What is Victoria's Secret?
“Hmmmm. Victoria’s Secret show is in London this year?” I thought to myself. “Does anyone care about that?” I pondered.
Oh yes, many people do.
Global reports “tens of millions of viewers” will watch the show December 9. Another article by Global notes 47 models walked. Many of those models were top names, and Canada’s own Grace Mahary walked the show for the first time. She was the only Canuck in this year’s show.
Opulence and extravagance were on display. Skin too, of course. Feathers, rhinestones, cleavage and hand blown kisses were all included. One remarkable inclusion was the the jewel-clad bra reportedly worth $2 million. So while one model was wearing seven-figure frosting the other models had to settle for wings made of gold. GOLD.
Those staggering numbers and details are impressive, sure. But they do not interest me one bit from a style stance. I am not denying the U.S. brands retail strength. I am however questioning it’s place in advancing the world of fashion.
I understand the draw: beautiful women with beautiful bodies in lingerie. Pretty simple. Pun intended. Mix that with pop mega stars such as Taylor Swift, Ed Shernan, and Arianna Grande and you’ve got a television (and social media) event. Oh I forgot to mention the sparkles. But that’s it. It’s not a secret.
Perhaps I am foolish for wanting something more.
A quick review of their corporate website and subsequent Google search sheds very little light on the brand’s philanthropic efforts. The parent company, L Brands, mentions work in the communities where they are in but no specifics. I ask myself, “How are there no details?” I then ask the important consumer purchasing power follow up question, “Does the Victoria Secret customer care?” I may be saddened by the answer.

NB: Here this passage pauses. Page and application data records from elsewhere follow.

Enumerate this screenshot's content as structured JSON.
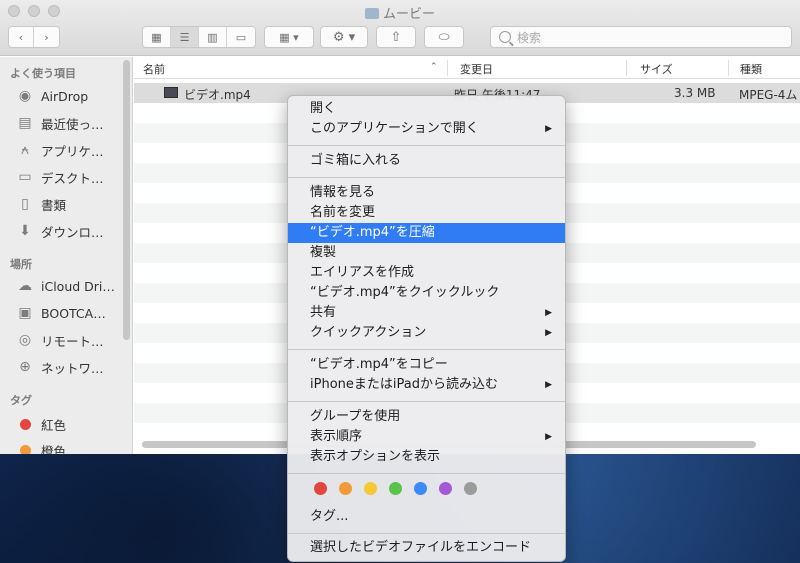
{
  "window": {
    "title": "ムービー"
  },
  "toolbar": {
    "back_icon": "chevron-left-icon",
    "forward_icon": "chevron-right-icon",
    "search_placeholder": "検索"
  },
  "sidebar": {
    "favorites_header": "よく使う項目",
    "favorites": [
      {
        "label": "AirDrop",
        "icon": "airdrop-icon"
      },
      {
        "label": "最近使っ…",
        "icon": "recents-icon"
      },
      {
        "label": "アプリケ…",
        "icon": "applications-icon"
      },
      {
        "label": "デスクト…",
        "icon": "desktop-icon"
      },
      {
        "label": "書類",
        "icon": "documents-icon"
      },
      {
        "label": "ダウンロ…",
        "icon": "downloads-icon"
      }
    ],
    "locations_header": "場所",
    "locations": [
      {
        "label": "iCloud Dri…",
        "icon": "icloud-icon"
      },
      {
        "label": "BOOTCA…",
        "icon": "disk-icon"
      },
      {
        "label": "リモート…",
        "icon": "remote-disc-icon"
      },
      {
        "label": "ネットワ…",
        "icon": "network-icon"
      }
    ],
    "tags_header": "タグ",
    "tags": [
      {
        "label": "紅色",
        "color": "#e2463f"
      },
      {
        "label": "橙色",
        "color": "#f29a38"
      }
    ]
  },
  "columns": {
    "name": "名前",
    "modified": "変更日",
    "size": "サイズ",
    "kind": "種類"
  },
  "files": [
    {
      "name": "ビデオ.mp4",
      "modified": "昨日 午後11:47",
      "size": "3.3 MB",
      "kind": "MPEG-4ム"
    }
  ],
  "context_menu": {
    "open": "開く",
    "open_with": "このアプリケーションで開く",
    "trash": "ゴミ箱に入れる",
    "get_info": "情報を見る",
    "rename": "名前を変更",
    "compress": "“ビデオ.mp4”を圧縮",
    "duplicate": "複製",
    "make_alias": "エイリアスを作成",
    "quick_look": "“ビデオ.mp4”をクイックルック",
    "share": "共有",
    "quick_actions": "クイックアクション",
    "copy": "“ビデオ.mp4”をコピー",
    "import_iphone": "iPhoneまたはiPadから読み込む",
    "use_groups": "グループを使用",
    "sort_by": "表示順序",
    "view_options": "表示オプションを表示",
    "tag_colors": [
      "#e2463f",
      "#f29a38",
      "#f4c935",
      "#5ac24d",
      "#3d8af7",
      "#a659d6",
      "#9b9b9b"
    ],
    "tags": "タグ...",
    "encode": "選択したビデオファイルをエンコード"
  }
}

Regardless, I would suggest a partnership with young girls education and positive self-image efforts may be suitable. Maybe they are keeping such energies a secret. Is that it?
Perhaps I can’t let go of drastic errors in judgment from the brand.
Do you remember the 2012 show’s inclusion of a Native American headdress as a costume and the brand’s subsequent apology? For those who ask what’s the big deal the following quote says everything required.
"We have gone through the atrocities to survive and ensure our way of life continues," Navajo Nation spokesman Erny Zah said in an interview Monday. "Any mockery, whether it's Halloween, Victoria's Secret -- they are spitting on us. They are spitting on our culture, and it's upsetting."
How Victoria’s Secret executives approved this is unfathomable to me. Multiple people would have not only reviewed the proposed use of the cultures artifacts, they would have had to approve it. After the backlash, the brand was quick to say, “We are idiots,” (really it was along in the lines of, “We didn’t intend to insult any culture. We are sorry that we did.”)
Earlier this year critics scoffed at the “perfect body” advertisements promoting the brands latest product. If you follow my blog, you’ll know how I feel about that word. An inclusion of “perfect” regarding a woman's body in lingerie is bad taste. Speaking from personal experience it’s hard enough to feel good in your skivvies let alone feel perfect. Too far.
We should celebrate (and sell well-fitted lingerie to) all human bodies not just the societal perceived ideal body type. It is potentially damaging for women’s self esteem, positive self worth and it’s equally harming to men. The notion of a perfect anything is confusing, unattainable and entirely subjective. I’m disappointed.
So two huge strikes for me. Do you think the brand will give me a third?